The course, CHE 165: Chemistry in Art, focuses on the study of materials used in creating art as well as art preservation and restoration, forgery detection and nondestructive testing. It also looks at the effect of environmental pollution on the lifespan of artworks.

“We talk about the chemistry of metals as it relates to metal sculptures in terms of degradation, whether planned or not. That patina you see on a bronze sculpture is a desirable thing typically, but that’s oxidation of the copper to the copper salts that gives it that green and blue hue. We talk about that in class,” said Michelle Leslie, assistant professor of chemistry. “They see a lot of glass in terms of mosaic tiles or Murano glass from Venice, so we talk about how the glass blowing works. The coloring agents that are in glass are metal ions, so again that’s talking about the oxidation of metals.”

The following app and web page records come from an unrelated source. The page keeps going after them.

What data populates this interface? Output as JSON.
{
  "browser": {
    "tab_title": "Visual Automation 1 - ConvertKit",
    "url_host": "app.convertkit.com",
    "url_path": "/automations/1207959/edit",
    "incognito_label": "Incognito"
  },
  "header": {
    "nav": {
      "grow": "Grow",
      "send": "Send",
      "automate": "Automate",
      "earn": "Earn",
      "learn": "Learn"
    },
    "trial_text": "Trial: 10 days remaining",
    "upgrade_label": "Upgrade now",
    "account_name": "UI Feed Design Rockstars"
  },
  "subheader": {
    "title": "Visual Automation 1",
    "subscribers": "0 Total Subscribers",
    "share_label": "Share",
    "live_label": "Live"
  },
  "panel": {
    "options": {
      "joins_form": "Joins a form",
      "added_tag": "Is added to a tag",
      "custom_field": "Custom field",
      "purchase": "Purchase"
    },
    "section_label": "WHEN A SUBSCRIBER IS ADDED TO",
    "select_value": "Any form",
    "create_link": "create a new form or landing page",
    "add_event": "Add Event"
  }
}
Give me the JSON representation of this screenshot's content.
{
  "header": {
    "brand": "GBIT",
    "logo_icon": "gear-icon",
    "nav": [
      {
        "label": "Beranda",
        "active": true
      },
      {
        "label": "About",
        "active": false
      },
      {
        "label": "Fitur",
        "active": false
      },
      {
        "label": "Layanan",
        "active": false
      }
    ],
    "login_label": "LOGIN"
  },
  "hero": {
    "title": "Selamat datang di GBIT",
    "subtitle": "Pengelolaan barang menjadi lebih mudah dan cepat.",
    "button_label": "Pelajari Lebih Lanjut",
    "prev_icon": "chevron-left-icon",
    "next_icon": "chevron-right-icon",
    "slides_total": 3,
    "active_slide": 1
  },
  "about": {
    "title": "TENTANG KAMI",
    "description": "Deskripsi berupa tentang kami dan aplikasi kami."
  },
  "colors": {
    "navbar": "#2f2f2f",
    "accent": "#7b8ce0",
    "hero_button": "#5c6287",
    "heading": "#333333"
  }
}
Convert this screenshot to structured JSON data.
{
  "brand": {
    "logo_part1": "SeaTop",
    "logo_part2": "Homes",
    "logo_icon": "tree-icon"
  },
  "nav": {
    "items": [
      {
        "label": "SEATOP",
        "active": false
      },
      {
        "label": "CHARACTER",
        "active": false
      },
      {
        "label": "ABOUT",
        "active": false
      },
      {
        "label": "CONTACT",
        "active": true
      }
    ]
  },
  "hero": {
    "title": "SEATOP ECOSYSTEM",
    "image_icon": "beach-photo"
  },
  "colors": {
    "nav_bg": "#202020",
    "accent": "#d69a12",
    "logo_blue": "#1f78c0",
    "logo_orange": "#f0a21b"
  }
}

Leslie had the class make soap one evening to understand an issue with aging oil paints.

“When you make soap you saponify an oil, so that’s treating an oil with a base. There are these lead salts that are in a lot of paints as part of the lead paint pigments,” explained Leslie. “What happens over time in an oil painting is that those pigments, the base portion of it can react with the oils themselves and you get these lead soaps that form within a painting. These bubbles of paint can make pock marks on the surface of the artwork. These are chemical reactions that happen within the artwork — it might not happen fast, but if we’re talking about something that’s been around since 1500 or so, these things happen.”

The UT travel course caps a semester of in-class lecture with an abroad experience in Venice, Florence and Rome.

“I thought it would be interesting to learn about how artwork is preserved and restored for thousands of years,” said Leone. “You really don't think about chemistry when you hear the word art, but after this class I can now see that chemistry plays a big role in making artwork last for many years. With the chemistry knowledge that we have today, it helps preserve these wonderful masterpieces and shows the true artistic work of people thousands of years ago.”

The course was started in 2008 by Tom Jackman, associate professor of chemistry, who was inspired by his own trip to Venice with his wife and an exhibit in the Murano Glass Museum describing the chemistry of glass making. Nearly a decade of students have had hands-on instruction in the science of art since.

“I found through questions I asked before and after each museum or historical site visited that they learned some chemistry without realizing it,” Jackman said. “The students were always able to answer my questions as we stood near the Colosseum in Rome or St. Mark’s Basilica in Venice or St. Peter’s at the Vatican.”

Leslie took over in 2011 and assistant professor Christine Theodore will take the helm in 2019 (the course won’t be offered in 2018).

“I do feel like this course gave me a better appreciation for chemistry. We were able to see chemistry used in real-life scenarios, such as through art preservation,” said political science major Marissa Milazzo ’18 of Lakewood Ranch, FL.

It’s a chemistry course intended for non-science majors though science majors can take the course and do, either to satisfy their required art aesthetic credit or for the travel component.

Kristy Hepfer ’18 is a biochemistry major who wanted a study abroad experience.

“I think that the international portion was important in order to see in person the frescos, mosaics and oil paintings that were made by artists such as Raphael and Michelangelo,” said Hepfer. “As a biochemistry major, I have taken my fair share of chemistry classes at UT, but I do believe that this course gave me a better understanding of chemistry with regards to art.”

Learn more about UT’s travel courses.